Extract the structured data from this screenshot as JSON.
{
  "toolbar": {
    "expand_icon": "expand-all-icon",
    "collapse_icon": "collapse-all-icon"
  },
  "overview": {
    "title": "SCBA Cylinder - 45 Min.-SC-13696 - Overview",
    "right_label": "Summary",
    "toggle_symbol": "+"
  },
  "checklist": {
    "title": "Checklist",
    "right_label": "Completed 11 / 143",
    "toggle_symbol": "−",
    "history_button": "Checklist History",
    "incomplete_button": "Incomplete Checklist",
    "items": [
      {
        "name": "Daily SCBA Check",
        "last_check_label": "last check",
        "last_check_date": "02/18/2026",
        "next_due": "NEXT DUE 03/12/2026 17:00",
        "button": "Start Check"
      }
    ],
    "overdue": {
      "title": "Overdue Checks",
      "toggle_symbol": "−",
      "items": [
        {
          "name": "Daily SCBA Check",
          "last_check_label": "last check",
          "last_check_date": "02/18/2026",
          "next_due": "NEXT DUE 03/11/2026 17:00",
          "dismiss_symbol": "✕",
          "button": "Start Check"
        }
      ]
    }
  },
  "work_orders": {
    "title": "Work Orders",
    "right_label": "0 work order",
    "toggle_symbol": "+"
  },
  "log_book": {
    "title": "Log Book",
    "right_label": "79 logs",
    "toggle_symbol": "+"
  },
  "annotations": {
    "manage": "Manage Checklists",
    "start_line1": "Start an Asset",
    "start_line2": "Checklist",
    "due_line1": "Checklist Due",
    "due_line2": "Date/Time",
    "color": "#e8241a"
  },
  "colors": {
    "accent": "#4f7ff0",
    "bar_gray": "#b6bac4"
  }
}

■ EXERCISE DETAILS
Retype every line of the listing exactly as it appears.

■ RESULT OF THIS TASK
Extract the structured data from this screenshot as JSON.
{
  "toolbar": {
    "expand_icon": "expand-all-icon",
    "collapse_icon": "collapse-all-icon"
  },
  "overview": {
    "title": "SCBA Cylinder - 45 Min.-SC-13696 - Overview",
    "right_label": "Summary",
    "toggle_symbol": "+"
  },
  "checklist": {
    "title": "Checklist",
    "right_label": "Completed 11 / 143",
    "toggle_symbol": "−",
    "history_button": "Checklist History",
    "incomplete_button": "Incomplete Checklist",
    "items": [
      {
        "name": "Daily SCBA Check",
        "last_check_label": "last check",
        "last_check_date": "02/18/2026",
        "next_due": "NEXT DUE 03/12/2026 17:00",
        "button": "Start Check"
      }
    ],
    "overdue": {
      "title": "Overdue Checks",
      "toggle_symbol": "−",
      "items": [
        {
          "name": "Daily SCBA Check",
          "last_check_label": "last check",
          "last_check_date": "02/18/2026",
          "next_due": "NEXT DUE 03/11/2026 17:00",
          "dismiss_symbol": "✕",
          "button": "Start Check"
        }
      ]
    }
  },
  "work_orders": {
    "title": "Work Orders",
    "right_label": "0 work order",
    "toggle_symbol": "+"
  },
  "log_book": {
    "title": "Log Book",
    "right_label": "79 logs",
    "toggle_symbol": "+"
  },
  "annotations": {
    "manage": "Manage Checklists",
    "start_line1": "Start an Asset",
    "start_line2": "Checklist",
    "due_line1": "Checklist Due",
    "due_line2": "Date/Time",
    "color": "#e8241a"
  },
  "colors": {
    "accent": "#4f7ff0",
    "bar_gray": "#b6bac4"
  }
}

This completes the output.